(Exercise brief) Set the records down again, exactly, without their images.
++++++++++++++++++++
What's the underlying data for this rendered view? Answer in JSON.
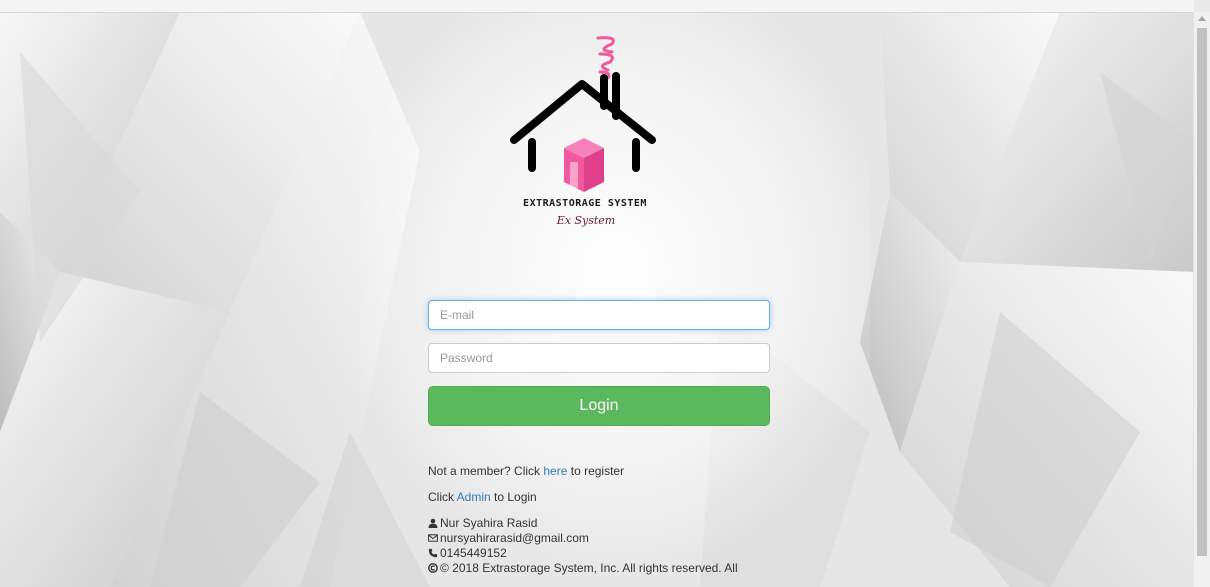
{
  "brand": {
    "name": "EXTRASTORAGE SYSTEM",
    "script": "Ex System"
  },
  "form": {
    "email_placeholder": "E-mail",
    "password_placeholder": "Password",
    "login_label": "Login"
  },
  "register": {
    "prefix": "Not a member? Click ",
    "link": "here",
    "suffix": " to register"
  },
  "admin": {
    "prefix": "Click ",
    "link": "Admin",
    "suffix": " to Login"
  },
  "contact": {
    "name": "Nur Syahira Rasid",
    "email": "nursyahirarasid@gmail.com",
    "phone": "0145449152",
    "copyright": "© 2018 Extrastorage System, Inc. All rights reserved. All"
  },
  "colors": {
    "login_button": "#5cb85c",
    "link": "#337ab7",
    "logo_pink": "#f2589e"
  }
}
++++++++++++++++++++
(Result of the exercise)
What's the underlying data for this rendered view? Answer in JSON.
{
  "brand": {
    "name": "EXTRASTORAGE SYSTEM",
    "script": "Ex System"
  },
  "form": {
    "email_placeholder": "E-mail",
    "password_placeholder": "Password",
    "login_label": "Login"
  },
  "register": {
    "prefix": "Not a member? Click ",
    "link": "here",
    "suffix": " to register"
  },
  "admin": {
    "prefix": "Click ",
    "link": "Admin",
    "suffix": " to Login"
  },
  "contact": {
    "name": "Nur Syahira Rasid",
    "email": "nursyahirarasid@gmail.com",
    "phone": "0145449152",
    "copyright": "© 2018 Extrastorage System, Inc. All rights reserved. All"
  },
  "colors": {
    "login_button": "#5cb85c",
    "link": "#337ab7",
    "logo_pink": "#f2589e"
  }
}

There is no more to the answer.